Long Answer — The original use of the word “kiosk” started as the town square notice board for the community to post notices in Turkey. The usual reference in Wikipedia will call out Persia as the originating language for the word. What began as common ground notice posting location matured into RMUs (Remote Merchandising Units) that you see in malls or wherever. With the advent of the common internet they took on their electronic iteration in the late 90s.
For the masses, it started with airline check-in terminals, ATMs and photo kiosks (from Kodak and Fujifilm).
In modern times (2020) you have portable charging units for mobile phones, patient check-in kiosks, all types of ticketing, DMV license renewal kiosks, all types of bill payment (via credit card, cash, or check even). Smart city implementations of digital wayfinding with large format screens are common. Drive thru at restaurants, curbside pickup, and all types of automated locker pickup and dropoff. The list goes on. Recently we were asked if electric charging stations were kiosks. Short answer is yes. See the FAQ question here regarding those for the extended answer.
The big driver these days is the wide use of the mobile phone and the new emerging payment interaction methods. It used to be a paper check or cash. Not anymore… Those have since been reduced to contingency-only. There are arguments revolving around the unbanked and underbanked for preserving those methods but the data shows most of the underbanked/etc actually rely more heavily on a mobile (and a digital transaction). They are more likely to get a money card than a written check (or cash).
And then there is the questions of sanctions such as laws. For example, you may not consider a burrito a sandwhich right? However, when it comes to nutrition and food safety the FDA considers a burrito as a sandwich. Sounds silly for sure but it illustrates equivalents.
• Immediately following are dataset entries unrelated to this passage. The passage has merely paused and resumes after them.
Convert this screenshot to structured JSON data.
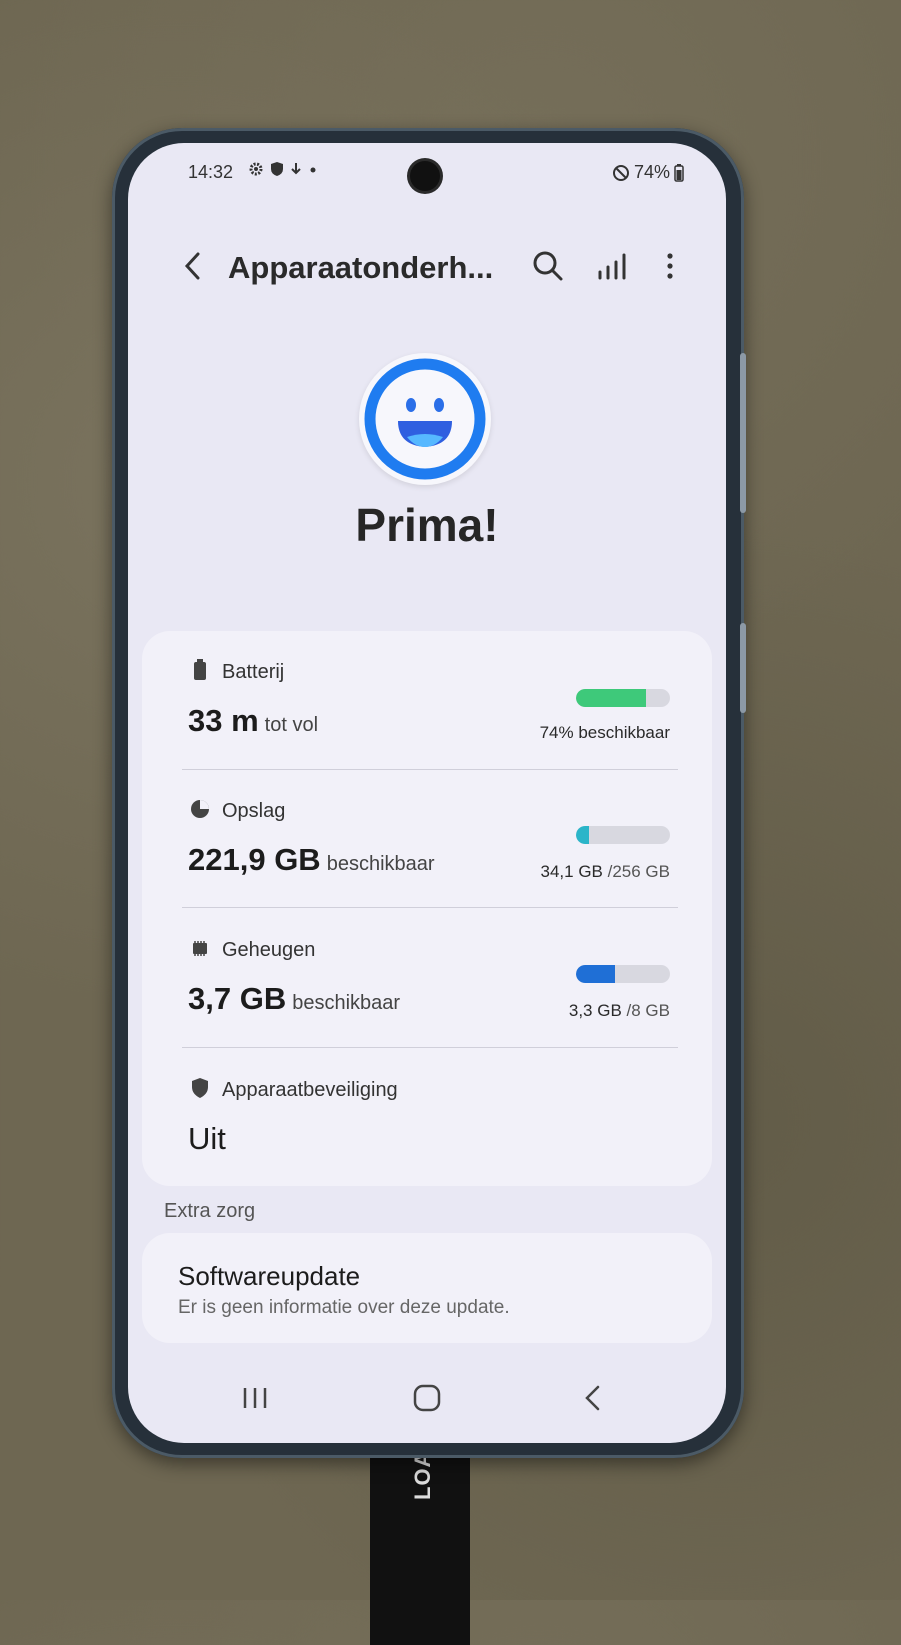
{
  "statusbar": {
    "time": "14:32",
    "battery": "74%"
  },
  "appbar": {
    "title": "Apparaatonderh...",
    "back_icon": "back-arrow-icon",
    "search_icon": "search-icon",
    "stats_icon": "bar-chart-icon",
    "more_icon": "more-vertical-icon"
  },
  "status": {
    "title": "Prima!",
    "icon": "smiley-face-icon"
  },
  "battery": {
    "label": "Batterij",
    "value": "33 m",
    "suffix": "tot vol",
    "caption": "74% beschikbaar",
    "level": 0.74,
    "color": "#3ec97a"
  },
  "storage": {
    "label": "Opslag",
    "value": "221,9 GB",
    "suffix": "beschikbaar",
    "used": "34,1 GB",
    "total": "/256 GB",
    "level": 0.133,
    "color": "#2bb5c9"
  },
  "memory": {
    "label": "Geheugen",
    "value": "3,7 GB",
    "suffix": "beschikbaar",
    "used": "3,3 GB",
    "total": "/8 GB",
    "level": 0.41,
    "color": "#1f6fd6"
  },
  "security": {
    "label": "Apparaatbeveiliging",
    "value": "Uit"
  },
  "extra": {
    "label": "Extra zorg"
  },
  "update": {
    "title": "Softwareupdate",
    "subtitle": "Er is geen informatie over deze update."
  },
  "cable": {
    "text": "LOAD"
  }
}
ATM manufacturers like to say their machines are ATMs. Is an ATM machine any different, in abstract sense, from a vending machine, or a reverse payment terminal?
For more information here is an extended article on kioskindustry